“Word on the street” is that Berkshire’s specialty lines unit, headed up by four executives who recently left American International Group, is gearing up to write a $5 billion book of business, a research analyst reported recently.

Sharing remarks from an excess-and-surplus lines conference call organized earlier this week for industry participants, William Wilt, president of Assured Research, a research and advisory firm focused exclusively on the property/casualty insurance industry, outlined the difficulties Berkshire will face moving to a premium volume figure that is heavy on marketplace conjecture at this point.

“Berkshire would have to target smaller accounts (which generate substantial premiums, in the aggregate) if it is to surpass the pace of growth set by its forerunner—Ironshore, which is nearing $2 billion of total premiums (including about $700 million of E&S premiums) after six years of hard work,” Wilt wrote in a research note on Monday. Wilt notes that while the $5 billion figure is speculated to be a near-term target, there is no actual specified timeframe for ramping up to this level.

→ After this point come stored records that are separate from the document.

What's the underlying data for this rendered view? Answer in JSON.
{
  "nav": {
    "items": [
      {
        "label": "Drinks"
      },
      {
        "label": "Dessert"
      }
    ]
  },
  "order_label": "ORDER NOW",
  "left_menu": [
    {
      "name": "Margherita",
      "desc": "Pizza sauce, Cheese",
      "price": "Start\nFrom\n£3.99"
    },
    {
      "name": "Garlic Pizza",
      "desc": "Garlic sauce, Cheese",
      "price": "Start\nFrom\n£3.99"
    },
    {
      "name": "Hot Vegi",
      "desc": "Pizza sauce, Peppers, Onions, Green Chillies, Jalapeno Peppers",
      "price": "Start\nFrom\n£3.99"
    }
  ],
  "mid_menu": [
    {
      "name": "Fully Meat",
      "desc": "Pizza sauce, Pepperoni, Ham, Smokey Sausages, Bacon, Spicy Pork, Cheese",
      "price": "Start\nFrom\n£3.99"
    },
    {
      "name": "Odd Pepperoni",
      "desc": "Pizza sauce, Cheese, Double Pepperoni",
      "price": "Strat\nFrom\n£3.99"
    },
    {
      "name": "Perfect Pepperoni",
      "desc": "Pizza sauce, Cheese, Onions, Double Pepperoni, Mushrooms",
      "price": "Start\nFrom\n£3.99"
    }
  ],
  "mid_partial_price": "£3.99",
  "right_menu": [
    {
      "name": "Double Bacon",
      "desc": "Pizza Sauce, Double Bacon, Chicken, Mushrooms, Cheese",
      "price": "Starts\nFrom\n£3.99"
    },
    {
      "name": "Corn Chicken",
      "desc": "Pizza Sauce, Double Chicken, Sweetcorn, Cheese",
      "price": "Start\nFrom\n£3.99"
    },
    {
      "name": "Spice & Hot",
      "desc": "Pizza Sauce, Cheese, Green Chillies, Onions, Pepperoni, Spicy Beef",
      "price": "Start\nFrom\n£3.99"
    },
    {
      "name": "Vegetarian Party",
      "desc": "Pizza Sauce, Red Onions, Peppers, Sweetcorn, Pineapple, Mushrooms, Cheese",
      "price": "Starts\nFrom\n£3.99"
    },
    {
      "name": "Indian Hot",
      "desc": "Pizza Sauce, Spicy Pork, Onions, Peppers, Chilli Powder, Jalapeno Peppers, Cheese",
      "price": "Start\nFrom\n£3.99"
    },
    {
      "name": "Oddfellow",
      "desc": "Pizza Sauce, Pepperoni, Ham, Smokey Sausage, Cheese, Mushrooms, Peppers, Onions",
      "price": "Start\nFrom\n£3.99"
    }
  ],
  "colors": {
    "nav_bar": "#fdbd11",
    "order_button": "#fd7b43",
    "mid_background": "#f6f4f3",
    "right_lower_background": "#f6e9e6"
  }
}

In fact, Ironshore’s direct E&S premiums totaled $673.7 million for 2012, giving it a 9th place ranking on U.S. E&S leaders compiled by SNL Financial earlier this month.

In addition, Ironshore notes on its website that its gross premium growth overall “since inception…has quintupled to $1.7 billion.”

Ironshore was actually launched in 2007 with a focus on writing commercial property insurance in underserved markets, writing $330 million in premiums in 2007—$315 million of property business from Bermuda and $15 million of liability from New York. In late 2008, the company profile changed dramatically—taking on specialty casualty bent that now dominates the business mix—when Kevin Kelley, who was CEO of AIG’s Lexington Insurance, left AIG for Ironshore together with Lexington’s former President and Chief Operating Officer Shaun Kelly.

Kelley’s departure left Peter Eastwood to step into Lexington’s CEO spot.

Five years later, Eastwood is one of four AIG business leaders exiting the AIG stage to start up an E&S/ specialty insurance operation at Berkshire.

In addition to Eastwood, who was CEO of AIG Property Casualty in the Americas right before his move to Berkshire, the other three executives are: David Bresnahan, president of Lexington Insurance; David Fields, head of global casualty for AIG; and Sanjay Godhwani, president for Latin America and the Caribbean for AIG Property Casualty.

Whether history will repeat itself—or whether Berkshire can surpass Ironshore or AIG in the E&S specialty space is an open question.

Facts to consider:

• AIG sits high atop the E&S ranking in the top spot of SNL’s list with over $5.0 billion in just U.S E&S direct premiums, with Lexington contributing $4.2 billion

• Historical E&S rankings from SNL (compiled by Carrier Management’s editor in prior years) show that Ironshore, with only $43.7 million in direct E&S premiums in 2008, vaulted from a 55th place ranking to 20th place in 2009 (the first full year after Kelley joined) with $312.1 million in direct U.S. E&S premiums.

• Wilt reports that 25-30 senior executives are believed to have already joined the new Berkshire venture and that they do not have any non-compete or non-solicitation agreements in place from prior positions, citing the remarks of industry participants on the call.

In spite of the latter point, suggesting the potential ability to attract teams of underwriters and to generate premium volume quickly, Wilt notes two opposing forces. “Premium aspirations, such as those being floated will be difficult if Berkshire takes the market price, and [if] Berkshire stays in the large account E&S space,” he writes.

On the former point, he notes that “executives respect the discipline of the newly-hired executives, but all seem fearful of Berkshire’s lower cost of capital (real or perceived).”

Wilt also speculated in his report about the timing and rationale of Berkshire’s foray into E&S.

“We have come to believe that the declining secular demand for reinsurance likely played a role,” he writes.

“Casualty reinsurance demand has been under pressure for years, and with collateralized capacity flooding into the P/C reinsurance markets, the very nature of traditional reinsurance is being transformed,” he notes.